▸ Activity
An exact reproduction of all the data is needed, with no images in it.

== Data for analysis ==

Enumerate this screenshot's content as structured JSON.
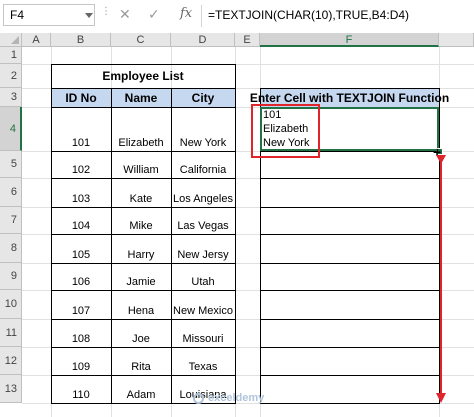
{
  "formula_bar": {
    "name_box": "F4",
    "cancel_icon": "✕",
    "enter_icon": "✓",
    "fx_label": "fx",
    "formula": "=TEXTJOIN(CHAR(10),TRUE,B4:D4)"
  },
  "columns": [
    "A",
    "B",
    "C",
    "D",
    "E",
    "F"
  ],
  "rows": [
    "1",
    "2",
    "3",
    "4",
    "5",
    "6",
    "7",
    "8",
    "9",
    "10",
    "11",
    "12",
    "13"
  ],
  "employee_table": {
    "title": "Employee List",
    "headers": [
      "ID No",
      "Name",
      "City"
    ],
    "rows": [
      [
        "101",
        "Elizabeth",
        "New York"
      ],
      [
        "102",
        "William",
        "California"
      ],
      [
        "103",
        "Kate",
        "Los Angeles"
      ],
      [
        "104",
        "Mike",
        "Las Vegas"
      ],
      [
        "105",
        "Harry",
        "New Jersy"
      ],
      [
        "106",
        "Jamie",
        "Utah"
      ],
      [
        "107",
        "Hena",
        "New Mexico"
      ],
      [
        "108",
        "Joe",
        "Missouri"
      ],
      [
        "109",
        "Rita",
        "Texas"
      ],
      [
        "110",
        "Adam",
        "Louisiana"
      ]
    ]
  },
  "textjoin_column": {
    "header": "Enter Cell with TEXTJOIN Function",
    "f4_lines": [
      "101",
      "Elizabeth",
      "New York"
    ]
  },
  "watermark": "exceldemy",
  "colors": {
    "header_fill": "#c6d8f0",
    "selection": "#217346",
    "annotation_red": "#e0242b"
  }
}
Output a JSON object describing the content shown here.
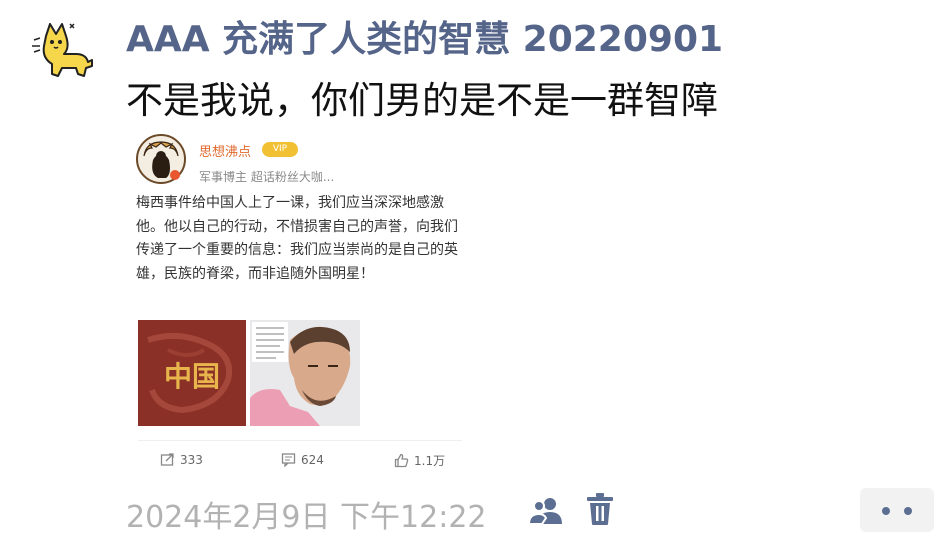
{
  "post": {
    "title": "AAA 充满了人类的智慧 20220901",
    "body": "不是我说，你们男的是不是一群智障"
  },
  "embedded": {
    "username": "思想沸点",
    "badge": "VIP",
    "meta": "军事博主 超话粉丝大咖...",
    "text": "梅西事件给中国人上了一课，我们应当深深地感激他。他以自己的行动，不惜损害自己的声誉，向我们传递了一个重要的信息：我们应当崇尚的是自己的英雄，民族的脊梁，而非追随外国明星！",
    "image_left_text": "中国",
    "stats": {
      "reposts": "333",
      "comments": "624",
      "likes": "1.1万"
    }
  },
  "footer": {
    "timestamp": "2024年2月9日 下午12:22"
  },
  "colors": {
    "title": "#55658a",
    "timestamp": "#b2b2b2",
    "accent_icon": "#5c6f92"
  }
}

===

▸ Exercise result
Enumerate this screenshot's content as structured JSON.
{
  "formula_bar": {
    "name_box": "F4",
    "cancel_icon": "✕",
    "enter_icon": "✓",
    "fx_label": "fx",
    "formula": "=TEXTJOIN(CHAR(10),TRUE,B4:D4)"
  },
  "columns": [
    "A",
    "B",
    "C",
    "D",
    "E",
    "F"
  ],
  "rows": [
    "1",
    "2",
    "3",
    "4",
    "5",
    "6",
    "7",
    "8",
    "9",
    "10",
    "11",
    "12",
    "13"
  ],
  "employee_table": {
    "title": "Employee List",
    "headers": [
      "ID No",
      "Name",
      "City"
    ],
    "rows": [
      [
        "101",
        "Elizabeth",
        "New York"
      ],
      [
        "102",
        "William",
        "California"
      ],
      [
        "103",
        "Kate",
        "Los Angeles"
      ],
      [
        "104",
        "Mike",
        "Las Vegas"
      ],
      [
        "105",
        "Harry",
        "New Jersy"
      ],
      [
        "106",
        "Jamie",
        "Utah"
      ],
      [
        "107",
        "Hena",
        "New Mexico"
      ],
      [
        "108",
        "Joe",
        "Missouri"
      ],
      [
        "109",
        "Rita",
        "Texas"
      ],
      [
        "110",
        "Adam",
        "Louisiana"
      ]
    ]
  },
  "textjoin_column": {
    "header": "Enter Cell with TEXTJOIN Function",
    "f4_lines": [
      "101",
      "Elizabeth",
      "New York"
    ]
  },
  "watermark": "exceldemy",
  "colors": {
    "header_fill": "#c6d8f0",
    "selection": "#217346",
    "annotation_red": "#e0242b"
  }
}
Output a JSON object describing the content shown here.
{
  "post": {
    "title": "AAA 充满了人类的智慧 20220901",
    "body": "不是我说，你们男的是不是一群智障"
  },
  "embedded": {
    "username": "思想沸点",
    "badge": "VIP",
    "meta": "军事博主 超话粉丝大咖...",
    "text": "梅西事件给中国人上了一课，我们应当深深地感激他。他以自己的行动，不惜损害自己的声誉，向我们传递了一个重要的信息：我们应当崇尚的是自己的英雄，民族的脊梁，而非追随外国明星！",
    "image_left_text": "中国",
    "stats": {
      "reposts": "333",
      "comments": "624",
      "likes": "1.1万"
    }
  },
  "footer": {
    "timestamp": "2024年2月9日 下午12:22"
  },
  "colors": {
    "title": "#55658a",
    "timestamp": "#b2b2b2",
    "accent_icon": "#5c6f92"
  }
}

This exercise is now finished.